3. Take a group of 4 individual sheets and fold it in half to create your first signature. If you have a bone folder or something with a straight edge you can help with creasing the paper by sliding it along the straight edge of your signature.
4. Place your first signature aside and repeat this step with the other five signatures. You should now have 6 signatures of the same size.
Make your cover!
5. Take your thin piece of 5 ½" x 9 ⅛" cardboard. I created a design on the plain side of my cardboard using stamps, but you can also use paint markers or any medium to decorate your cover. With your pencil, measure and mark 4" and ⅜" in from the inside of the cover to mark where the spine will be. The spine width should be in the centre of your coverboard and should be essentially ⅜ of an inch wide.

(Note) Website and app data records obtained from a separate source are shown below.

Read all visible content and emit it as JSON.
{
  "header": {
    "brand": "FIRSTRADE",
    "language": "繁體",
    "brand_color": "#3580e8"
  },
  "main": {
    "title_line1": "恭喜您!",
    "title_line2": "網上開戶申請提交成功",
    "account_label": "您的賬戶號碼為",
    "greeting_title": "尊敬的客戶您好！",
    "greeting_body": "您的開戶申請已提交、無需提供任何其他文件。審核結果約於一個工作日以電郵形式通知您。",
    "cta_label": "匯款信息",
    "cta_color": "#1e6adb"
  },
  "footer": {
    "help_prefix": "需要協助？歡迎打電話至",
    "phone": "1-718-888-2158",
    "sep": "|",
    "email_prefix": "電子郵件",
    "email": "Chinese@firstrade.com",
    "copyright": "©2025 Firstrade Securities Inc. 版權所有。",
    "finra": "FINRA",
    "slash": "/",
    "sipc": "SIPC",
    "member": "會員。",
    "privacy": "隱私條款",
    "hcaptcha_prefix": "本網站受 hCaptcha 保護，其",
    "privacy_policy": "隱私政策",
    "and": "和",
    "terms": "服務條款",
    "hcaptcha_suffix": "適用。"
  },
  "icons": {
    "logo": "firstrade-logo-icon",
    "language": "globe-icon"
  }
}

6. Mark where the opening in your spine is going to be. First you'll measure to the middle of your spine, that's 2 6/8" in. Then you'll mark 1 ½" from the top and bottom of the spine.

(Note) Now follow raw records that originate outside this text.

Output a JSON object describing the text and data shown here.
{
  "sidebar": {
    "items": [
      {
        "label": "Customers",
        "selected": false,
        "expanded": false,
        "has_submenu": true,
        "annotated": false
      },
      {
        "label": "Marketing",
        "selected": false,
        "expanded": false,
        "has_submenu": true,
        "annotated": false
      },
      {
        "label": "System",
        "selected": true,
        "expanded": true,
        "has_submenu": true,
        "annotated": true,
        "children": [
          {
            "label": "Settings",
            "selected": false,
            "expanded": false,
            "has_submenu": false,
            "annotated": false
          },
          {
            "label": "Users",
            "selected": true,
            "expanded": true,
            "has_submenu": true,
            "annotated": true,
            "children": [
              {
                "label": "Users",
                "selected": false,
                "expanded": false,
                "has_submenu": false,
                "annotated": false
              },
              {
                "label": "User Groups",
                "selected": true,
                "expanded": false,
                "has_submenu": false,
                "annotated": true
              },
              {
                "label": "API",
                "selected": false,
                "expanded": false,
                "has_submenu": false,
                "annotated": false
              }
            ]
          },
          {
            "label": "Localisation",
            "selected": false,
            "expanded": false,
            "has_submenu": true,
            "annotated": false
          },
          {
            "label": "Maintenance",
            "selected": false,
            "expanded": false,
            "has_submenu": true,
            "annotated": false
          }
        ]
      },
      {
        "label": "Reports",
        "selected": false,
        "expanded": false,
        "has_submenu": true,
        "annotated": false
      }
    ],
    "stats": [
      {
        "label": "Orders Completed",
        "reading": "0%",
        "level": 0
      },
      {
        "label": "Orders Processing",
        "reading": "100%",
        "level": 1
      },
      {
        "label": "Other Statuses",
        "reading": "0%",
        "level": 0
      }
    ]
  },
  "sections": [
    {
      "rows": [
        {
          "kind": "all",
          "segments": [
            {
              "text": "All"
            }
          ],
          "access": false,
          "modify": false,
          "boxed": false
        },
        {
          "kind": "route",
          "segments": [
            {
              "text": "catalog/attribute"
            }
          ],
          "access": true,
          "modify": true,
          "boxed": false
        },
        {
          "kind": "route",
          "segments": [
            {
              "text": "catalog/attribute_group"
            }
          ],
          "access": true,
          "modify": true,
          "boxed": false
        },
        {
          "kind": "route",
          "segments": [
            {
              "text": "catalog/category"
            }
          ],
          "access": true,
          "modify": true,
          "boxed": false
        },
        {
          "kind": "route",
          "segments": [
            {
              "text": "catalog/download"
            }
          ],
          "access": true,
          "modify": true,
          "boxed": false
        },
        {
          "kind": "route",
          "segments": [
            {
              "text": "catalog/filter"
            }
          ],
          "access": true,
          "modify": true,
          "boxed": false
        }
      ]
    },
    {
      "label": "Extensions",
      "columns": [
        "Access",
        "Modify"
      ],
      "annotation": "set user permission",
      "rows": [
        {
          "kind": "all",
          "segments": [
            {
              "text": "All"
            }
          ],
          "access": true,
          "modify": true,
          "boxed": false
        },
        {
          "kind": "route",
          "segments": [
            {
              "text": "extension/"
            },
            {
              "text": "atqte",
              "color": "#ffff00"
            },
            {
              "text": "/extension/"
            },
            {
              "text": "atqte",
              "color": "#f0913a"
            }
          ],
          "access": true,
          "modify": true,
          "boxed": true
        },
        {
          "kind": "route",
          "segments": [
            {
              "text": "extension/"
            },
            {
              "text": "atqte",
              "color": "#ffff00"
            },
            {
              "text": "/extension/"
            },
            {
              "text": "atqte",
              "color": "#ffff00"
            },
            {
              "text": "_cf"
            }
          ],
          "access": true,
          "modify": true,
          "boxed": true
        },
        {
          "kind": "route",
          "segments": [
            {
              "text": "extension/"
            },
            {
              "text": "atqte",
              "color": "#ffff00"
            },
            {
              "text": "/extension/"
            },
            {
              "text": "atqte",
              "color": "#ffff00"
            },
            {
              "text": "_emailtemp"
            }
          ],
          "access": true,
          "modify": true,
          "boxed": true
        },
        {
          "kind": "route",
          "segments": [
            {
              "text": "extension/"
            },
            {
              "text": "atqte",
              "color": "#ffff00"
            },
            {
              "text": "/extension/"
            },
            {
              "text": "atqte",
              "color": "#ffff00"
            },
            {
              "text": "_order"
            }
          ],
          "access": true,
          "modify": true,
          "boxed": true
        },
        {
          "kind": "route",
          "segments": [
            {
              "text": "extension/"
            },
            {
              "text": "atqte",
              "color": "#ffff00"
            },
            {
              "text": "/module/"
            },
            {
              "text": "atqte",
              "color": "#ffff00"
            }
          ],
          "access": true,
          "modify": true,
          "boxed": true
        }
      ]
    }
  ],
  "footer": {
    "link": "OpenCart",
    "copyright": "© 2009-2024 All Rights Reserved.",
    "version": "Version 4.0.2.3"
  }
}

7. Using your utility knife, cut this small middle line along the sides of the spine to create two rectangular tabs that you'll be able to fold back from the centre of the spine.This is where your signatures will show through the spine.
8. Take your bone folder (or a credit card or ruler!) and score along either side of the spine to help your cover board fold. Bend back the tabs and glue them down with your gluestick.

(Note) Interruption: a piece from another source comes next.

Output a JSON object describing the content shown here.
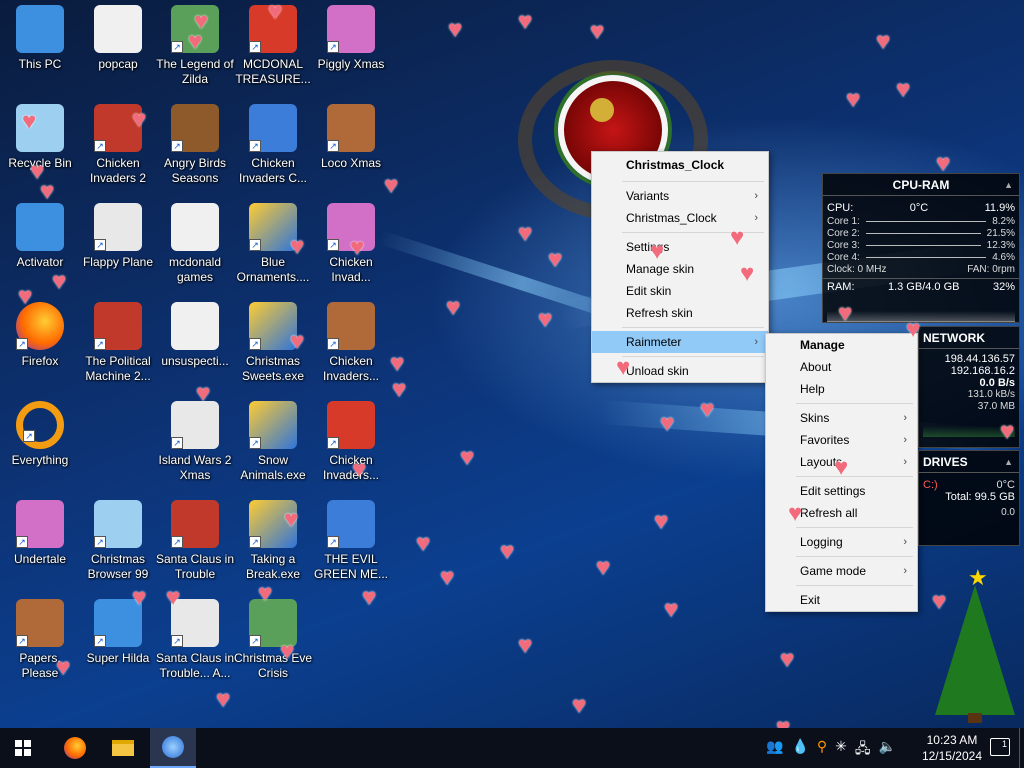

9. If you want to cover the inside of your book so it doesn't look like a cereal box, now's a good time to do that! I glued some red cardstock to the inside of the cover. Now your cover board's ready!
Put it all together!
10. Grab your stack of six signatures, put them inside the cover board and make sure the paper lines up with your cover. Then grab your pencil and mark on the spine of the signatures where it meets the opening or the edge in your spine. This is where you're going to poke the holes in the next step, so make sure that you mark every signature.
11. Poke holes with your needle (or awl) in the signatures where you've marked. All signatures should have two holes on the spine at approximately 1.5" and 4". When you're done, check that your signature holes all line up perfectly with the hole in your spine.
Sew your first signature!
12. Thread your needle with an arm's length of string or thread, not doubled up. Enter the first sewing station on the inside of your signature, leaving a little tail on the inside.
13. Go around to the outside cover over the spine and back into the same signature from the outside.
14. Tie a knot using the tale you left and your string.
Add your other signatures!
15. Exit your signature so that your needle's on the outside and through the cover. Add your second signature. Line up the holes. Go right from the outside into the hole on your second signature. Loop around the spine. Go under the bridge in the stitch from your first signature to your second signature (this is kind of like blanket stitch if you sew.)
16. You're ready to add your third signature. Line up the holes and enter the third signature from the outside spine. Loop around from the inside around the outside of the spine under the bridge you created between the second and the third signature.
17. Repeat these steps for the fourth, fifth and sixth signatures.
18. Tie off the string by looping it around, creating a knot. Cut off your needle and trim any extra string.
19. Re-thread the needle with another arm's length of thread or string. You'll follow the same steps to sew this side of your book but it will be easier now that all of your signatures are attached.
20. Go into your sixth signature from the outside. Loop around the inside, go over the spine, between the bridge on the fifth and sixth signatures and back into the hole from the outside and tie a knot by looping around and pull tight. Now you can trim any of the tails on the inside of the booklet.
And you're done! You made a sketchbook.
Thanks for doing this project with me! And if you post on social media, please tag me, @flycatcherpress, @CBCArts and #CBCArtsMakes, because we'd love to see what you created. See you next time!